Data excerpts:
□ □ □ □

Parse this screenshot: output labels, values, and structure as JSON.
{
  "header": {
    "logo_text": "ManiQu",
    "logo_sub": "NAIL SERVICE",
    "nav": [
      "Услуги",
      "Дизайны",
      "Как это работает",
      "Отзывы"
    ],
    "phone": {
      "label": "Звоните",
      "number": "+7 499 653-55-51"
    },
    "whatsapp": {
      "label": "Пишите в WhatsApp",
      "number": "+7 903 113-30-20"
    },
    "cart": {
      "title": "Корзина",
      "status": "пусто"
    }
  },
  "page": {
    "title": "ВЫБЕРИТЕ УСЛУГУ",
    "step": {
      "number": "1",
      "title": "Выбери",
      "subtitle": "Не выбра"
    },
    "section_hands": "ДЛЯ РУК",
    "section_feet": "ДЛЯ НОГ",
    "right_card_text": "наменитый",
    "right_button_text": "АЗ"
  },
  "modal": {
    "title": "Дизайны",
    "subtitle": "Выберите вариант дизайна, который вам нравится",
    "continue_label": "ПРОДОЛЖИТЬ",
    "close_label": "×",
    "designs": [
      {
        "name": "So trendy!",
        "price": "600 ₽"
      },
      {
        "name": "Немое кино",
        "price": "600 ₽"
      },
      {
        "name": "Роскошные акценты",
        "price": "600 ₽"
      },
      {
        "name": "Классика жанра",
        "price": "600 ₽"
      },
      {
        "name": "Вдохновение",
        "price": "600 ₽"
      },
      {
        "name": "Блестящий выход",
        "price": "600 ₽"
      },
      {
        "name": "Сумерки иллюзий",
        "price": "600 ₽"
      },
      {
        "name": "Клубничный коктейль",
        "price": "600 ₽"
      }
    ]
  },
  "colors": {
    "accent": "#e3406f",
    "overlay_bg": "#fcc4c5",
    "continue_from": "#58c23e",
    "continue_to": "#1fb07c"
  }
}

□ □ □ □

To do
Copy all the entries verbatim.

Output
Parse this screenshot: output labels, values, and structure as JSON.
{
  "header": {
    "logo_text": "ManiQu",
    "logo_sub": "NAIL SERVICE",
    "nav": [
      "Услуги",
      "Дизайны",
      "Как это работает",
      "Отзывы"
    ],
    "phone": {
      "label": "Звоните",
      "number": "+7 499 653-55-51"
    },
    "whatsapp": {
      "label": "Пишите в WhatsApp",
      "number": "+7 903 113-30-20"
    },
    "cart": {
      "title": "Корзина",
      "status": "пусто"
    }
  },
  "page": {
    "title": "ВЫБЕРИТЕ УСЛУГУ",
    "step": {
      "number": "1",
      "title": "Выбери",
      "subtitle": "Не выбра"
    },
    "section_hands": "ДЛЯ РУК",
    "section_feet": "ДЛЯ НОГ",
    "right_card_text": "наменитый",
    "right_button_text": "АЗ"
  },
  "modal": {
    "title": "Дизайны",
    "subtitle": "Выберите вариант дизайна, который вам нравится",
    "continue_label": "ПРОДОЛЖИТЬ",
    "close_label": "×",
    "designs": [
      {
        "name": "So trendy!",
        "price": "600 ₽"
      },
      {
        "name": "Немое кино",
        "price": "600 ₽"
      },
      {
        "name": "Роскошные акценты",
        "price": "600 ₽"
      },
      {
        "name": "Классика жанра",
        "price": "600 ₽"
      },
      {
        "name": "Вдохновение",
        "price": "600 ₽"
      },
      {
        "name": "Блестящий выход",
        "price": "600 ₽"
      },
      {
        "name": "Сумерки иллюзий",
        "price": "600 ₽"
      },
      {
        "name": "Клубничный коктейль",
        "price": "600 ₽"
      }
    ]
  },
  "colors": {
    "accent": "#e3406f",
    "overlay_bg": "#fcc4c5",
    "continue_from": "#58c23e",
    "continue_to": "#1fb07c"
  }
}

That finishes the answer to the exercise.